** Opening Provided records block **

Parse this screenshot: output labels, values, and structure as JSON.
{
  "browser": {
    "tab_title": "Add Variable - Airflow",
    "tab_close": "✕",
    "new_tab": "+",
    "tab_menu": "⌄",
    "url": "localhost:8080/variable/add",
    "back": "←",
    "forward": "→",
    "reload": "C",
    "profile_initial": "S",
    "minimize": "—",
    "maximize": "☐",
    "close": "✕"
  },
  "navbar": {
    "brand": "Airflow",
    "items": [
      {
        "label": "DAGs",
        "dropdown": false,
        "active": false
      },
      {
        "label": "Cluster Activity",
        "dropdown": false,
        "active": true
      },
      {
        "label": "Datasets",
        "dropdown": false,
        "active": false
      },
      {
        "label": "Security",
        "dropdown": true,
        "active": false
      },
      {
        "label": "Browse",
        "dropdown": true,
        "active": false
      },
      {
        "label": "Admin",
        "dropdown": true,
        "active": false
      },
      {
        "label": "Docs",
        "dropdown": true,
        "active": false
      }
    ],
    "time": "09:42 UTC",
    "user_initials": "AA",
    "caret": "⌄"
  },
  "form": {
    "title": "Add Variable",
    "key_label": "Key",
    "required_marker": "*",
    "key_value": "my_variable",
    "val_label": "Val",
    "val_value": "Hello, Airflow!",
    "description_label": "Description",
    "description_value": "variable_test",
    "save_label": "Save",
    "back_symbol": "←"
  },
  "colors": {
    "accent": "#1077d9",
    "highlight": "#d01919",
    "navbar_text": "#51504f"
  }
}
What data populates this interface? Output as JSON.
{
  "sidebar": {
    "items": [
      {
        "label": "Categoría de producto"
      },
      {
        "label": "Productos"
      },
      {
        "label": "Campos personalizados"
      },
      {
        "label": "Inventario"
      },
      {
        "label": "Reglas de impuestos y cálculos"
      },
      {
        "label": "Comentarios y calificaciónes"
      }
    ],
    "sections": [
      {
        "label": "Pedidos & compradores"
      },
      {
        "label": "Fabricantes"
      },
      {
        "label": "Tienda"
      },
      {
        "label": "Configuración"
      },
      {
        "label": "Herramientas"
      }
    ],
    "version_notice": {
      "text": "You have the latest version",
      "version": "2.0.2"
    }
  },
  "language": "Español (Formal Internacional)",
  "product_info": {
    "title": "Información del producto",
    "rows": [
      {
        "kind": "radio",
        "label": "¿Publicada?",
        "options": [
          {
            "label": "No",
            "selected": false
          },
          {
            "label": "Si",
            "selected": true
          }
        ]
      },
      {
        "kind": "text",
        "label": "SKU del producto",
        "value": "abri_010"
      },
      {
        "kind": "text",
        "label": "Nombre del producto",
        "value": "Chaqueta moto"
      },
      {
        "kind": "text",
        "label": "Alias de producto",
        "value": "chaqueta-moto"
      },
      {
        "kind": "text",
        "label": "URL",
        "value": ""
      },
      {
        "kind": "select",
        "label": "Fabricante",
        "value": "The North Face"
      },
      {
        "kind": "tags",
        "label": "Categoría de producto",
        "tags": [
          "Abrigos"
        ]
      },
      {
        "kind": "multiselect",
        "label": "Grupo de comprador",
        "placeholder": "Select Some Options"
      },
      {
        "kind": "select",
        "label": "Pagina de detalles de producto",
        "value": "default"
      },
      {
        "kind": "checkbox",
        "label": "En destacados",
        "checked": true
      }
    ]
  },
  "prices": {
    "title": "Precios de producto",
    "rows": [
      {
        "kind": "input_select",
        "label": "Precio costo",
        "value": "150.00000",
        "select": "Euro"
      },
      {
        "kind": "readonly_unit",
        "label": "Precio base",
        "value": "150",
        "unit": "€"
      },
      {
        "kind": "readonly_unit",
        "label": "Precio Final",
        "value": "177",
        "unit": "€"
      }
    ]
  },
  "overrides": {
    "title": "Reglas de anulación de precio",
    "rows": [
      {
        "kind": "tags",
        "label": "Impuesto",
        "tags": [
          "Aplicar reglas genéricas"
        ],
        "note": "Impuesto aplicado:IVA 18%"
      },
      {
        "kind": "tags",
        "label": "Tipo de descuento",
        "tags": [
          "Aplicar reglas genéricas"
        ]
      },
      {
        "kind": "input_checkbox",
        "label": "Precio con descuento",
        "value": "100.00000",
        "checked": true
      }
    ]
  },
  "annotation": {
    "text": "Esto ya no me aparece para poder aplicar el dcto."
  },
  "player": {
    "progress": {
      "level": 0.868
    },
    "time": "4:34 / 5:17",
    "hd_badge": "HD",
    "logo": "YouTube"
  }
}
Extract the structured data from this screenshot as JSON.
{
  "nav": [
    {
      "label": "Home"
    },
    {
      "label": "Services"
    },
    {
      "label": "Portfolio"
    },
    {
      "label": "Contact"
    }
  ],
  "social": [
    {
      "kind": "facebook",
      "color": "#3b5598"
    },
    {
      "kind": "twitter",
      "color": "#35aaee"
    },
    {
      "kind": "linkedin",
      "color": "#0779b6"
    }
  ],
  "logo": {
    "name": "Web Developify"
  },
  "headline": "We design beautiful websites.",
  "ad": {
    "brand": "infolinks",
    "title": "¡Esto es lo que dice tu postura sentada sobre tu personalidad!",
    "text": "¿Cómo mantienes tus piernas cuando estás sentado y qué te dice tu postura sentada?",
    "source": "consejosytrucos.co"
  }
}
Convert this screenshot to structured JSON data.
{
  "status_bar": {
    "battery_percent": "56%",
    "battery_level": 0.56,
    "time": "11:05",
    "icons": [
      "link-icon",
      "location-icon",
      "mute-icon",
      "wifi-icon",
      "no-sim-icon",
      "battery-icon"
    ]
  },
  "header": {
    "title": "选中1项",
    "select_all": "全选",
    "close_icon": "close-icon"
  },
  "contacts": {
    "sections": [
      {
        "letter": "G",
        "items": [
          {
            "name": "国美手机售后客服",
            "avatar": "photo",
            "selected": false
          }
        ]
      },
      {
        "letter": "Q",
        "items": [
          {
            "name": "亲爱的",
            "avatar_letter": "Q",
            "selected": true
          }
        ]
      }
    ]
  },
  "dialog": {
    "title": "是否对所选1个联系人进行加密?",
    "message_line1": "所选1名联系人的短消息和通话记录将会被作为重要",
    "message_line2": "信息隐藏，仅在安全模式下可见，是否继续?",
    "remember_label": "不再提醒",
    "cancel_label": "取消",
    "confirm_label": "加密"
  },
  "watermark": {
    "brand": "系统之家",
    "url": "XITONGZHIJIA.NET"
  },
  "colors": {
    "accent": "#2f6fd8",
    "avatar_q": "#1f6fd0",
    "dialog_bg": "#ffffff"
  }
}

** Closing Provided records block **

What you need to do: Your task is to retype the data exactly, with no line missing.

Result for this task:
Parse this screenshot: output labels, values, and structure as JSON.
{
  "browser": {
    "tab_title": "Add Variable - Airflow",
    "tab_close": "✕",
    "new_tab": "+",
    "tab_menu": "⌄",
    "url": "localhost:8080/variable/add",
    "back": "←",
    "forward": "→",
    "reload": "C",
    "profile_initial": "S",
    "minimize": "—",
    "maximize": "☐",
    "close": "✕"
  },
  "navbar": {
    "brand": "Airflow",
    "items": [
      {
        "label": "DAGs",
        "dropdown": false,
        "active": false
      },
      {
        "label": "Cluster Activity",
        "dropdown": false,
        "active": true
      },
      {
        "label": "Datasets",
        "dropdown": false,
        "active": false
      },
      {
        "label": "Security",
        "dropdown": true,
        "active": false
      },
      {
        "label": "Browse",
        "dropdown": true,
        "active": false
      },
      {
        "label": "Admin",
        "dropdown": true,
        "active": false
      },
      {
        "label": "Docs",
        "dropdown": true,
        "active": false
      }
    ],
    "time": "09:42 UTC",
    "user_initials": "AA",
    "caret": "⌄"
  },
  "form": {
    "title": "Add Variable",
    "key_label": "Key",
    "required_marker": "*",
    "key_value": "my_variable",
    "val_label": "Val",
    "val_value": "Hello, Airflow!",
    "description_label": "Description",
    "description_value": "variable_test",
    "save_label": "Save",
    "back_symbol": "←"
  },
  "colors": {
    "accent": "#1077d9",
    "highlight": "#d01919",
    "navbar_text": "#51504f"
  }
}
What data populates this interface? Output as JSON.
{
  "sidebar": {
    "items": [
      {
        "label": "Categoría de producto"
      },
      {
        "label": "Productos"
      },
      {
        "label": "Campos personalizados"
      },
      {
        "label": "Inventario"
      },
      {
        "label": "Reglas de impuestos y cálculos"
      },
      {
        "label": "Comentarios y calificaciónes"
      }
    ],
    "sections": [
      {
        "label": "Pedidos & compradores"
      },
      {
        "label": "Fabricantes"
      },
      {
        "label": "Tienda"
      },
      {
        "label": "Configuración"
      },
      {
        "label": "Herramientas"
      }
    ],
    "version_notice": {
      "text": "You have the latest version",
      "version": "2.0.2"
    }
  },
  "language": "Español (Formal Internacional)",
  "product_info": {
    "title": "Información del producto",
    "rows": [
      {
        "kind": "radio",
        "label": "¿Publicada?",
        "options": [
          {
            "label": "No",
            "selected": false
          },
          {
            "label": "Si",
            "selected": true
          }
        ]
      },
      {
        "kind": "text",
        "label": "SKU del producto",
        "value": "abri_010"
      },
      {
        "kind": "text",
        "label": "Nombre del producto",
        "value": "Chaqueta moto"
      },
      {
        "kind": "text",
        "label": "Alias de producto",
        "value": "chaqueta-moto"
      },
      {
        "kind": "text",
        "label": "URL",
        "value": ""
      },
      {
        "kind": "select",
        "label": "Fabricante",
        "value": "The North Face"
      },
      {
        "kind": "tags",
        "label": "Categoría de producto",
        "tags": [
          "Abrigos"
        ]
      },
      {
        "kind": "multiselect",
        "label": "Grupo de comprador",
        "placeholder": "Select Some Options"
      },
      {
        "kind": "select",
        "label": "Pagina de detalles de producto",
        "value": "default"
      },
      {
        "kind": "checkbox",
        "label": "En destacados",
        "checked": true
      }
    ]
  },
  "prices": {
    "title": "Precios de producto",
    "rows": [
      {
        "kind": "input_select",
        "label": "Precio costo",
        "value": "150.00000",
        "select": "Euro"
      },
      {
        "kind": "readonly_unit",
        "label": "Precio base",
        "value": "150",
        "unit": "€"
      },
      {
        "kind": "readonly_unit",
        "label": "Precio Final",
        "value": "177",
        "unit": "€"
      }
    ]
  },
  "overrides": {
    "title": "Reglas de anulación de precio",
    "rows": [
      {
        "kind": "tags",
        "label": "Impuesto",
        "tags": [
          "Aplicar reglas genéricas"
        ],
        "note": "Impuesto aplicado:IVA 18%"
      },
      {
        "kind": "tags",
        "label": "Tipo de descuento",
        "tags": [
          "Aplicar reglas genéricas"
        ]
      },
      {
        "kind": "input_checkbox",
        "label": "Precio con descuento",
        "value": "100.00000",
        "checked": true
      }
    ]
  },
  "annotation": {
    "text": "Esto ya no me aparece para poder aplicar el dcto."
  },
  "player": {
    "progress": {
      "level": 0.868
    },
    "time": "4:34 / 5:17",
    "hd_badge": "HD",
    "logo": "YouTube"
  }
}
Extract the structured data from this screenshot as JSON.
{
  "nav": [
    {
      "label": "Home"
    },
    {
      "label": "Services"
    },
    {
      "label": "Portfolio"
    },
    {
      "label": "Contact"
    }
  ],
  "social": [
    {
      "kind": "facebook",
      "color": "#3b5598"
    },
    {
      "kind": "twitter",
      "color": "#35aaee"
    },
    {
      "kind": "linkedin",
      "color": "#0779b6"
    }
  ],
  "logo": {
    "name": "Web Developify"
  },
  "headline": "We design beautiful websites.",
  "ad": {
    "brand": "infolinks",
    "title": "¡Esto es lo que dice tu postura sentada sobre tu personalidad!",
    "text": "¿Cómo mantienes tus piernas cuando estás sentado y qué te dice tu postura sentada?",
    "source": "consejosytrucos.co"
  }
}
Convert this screenshot to structured JSON data.
{
  "status_bar": {
    "battery_percent": "56%",
    "battery_level": 0.56,
    "time": "11:05",
    "icons": [
      "link-icon",
      "location-icon",
      "mute-icon",
      "wifi-icon",
      "no-sim-icon",
      "battery-icon"
    ]
  },
  "header": {
    "title": "选中1项",
    "select_all": "全选",
    "close_icon": "close-icon"
  },
  "contacts": {
    "sections": [
      {
        "letter": "G",
        "items": [
          {
            "name": "国美手机售后客服",
            "avatar": "photo",
            "selected": false
          }
        ]
      },
      {
        "letter": "Q",
        "items": [
          {
            "name": "亲爱的",
            "avatar_letter": "Q",
            "selected": true
          }
        ]
      }
    ]
  },
  "dialog": {
    "title": "是否对所选1个联系人进行加密?",
    "message_line1": "所选1名联系人的短消息和通话记录将会被作为重要",
    "message_line2": "信息隐藏，仅在安全模式下可见，是否继续?",
    "remember_label": "不再提醒",
    "cancel_label": "取消",
    "confirm_label": "加密"
  },
  "watermark": {
    "brand": "系统之家",
    "url": "XITONGZHIJIA.NET"
  },
  "colors": {
    "accent": "#2f6fd8",
    "avatar_q": "#1f6fd0",
    "dialog_bg": "#ffffff"
  }
}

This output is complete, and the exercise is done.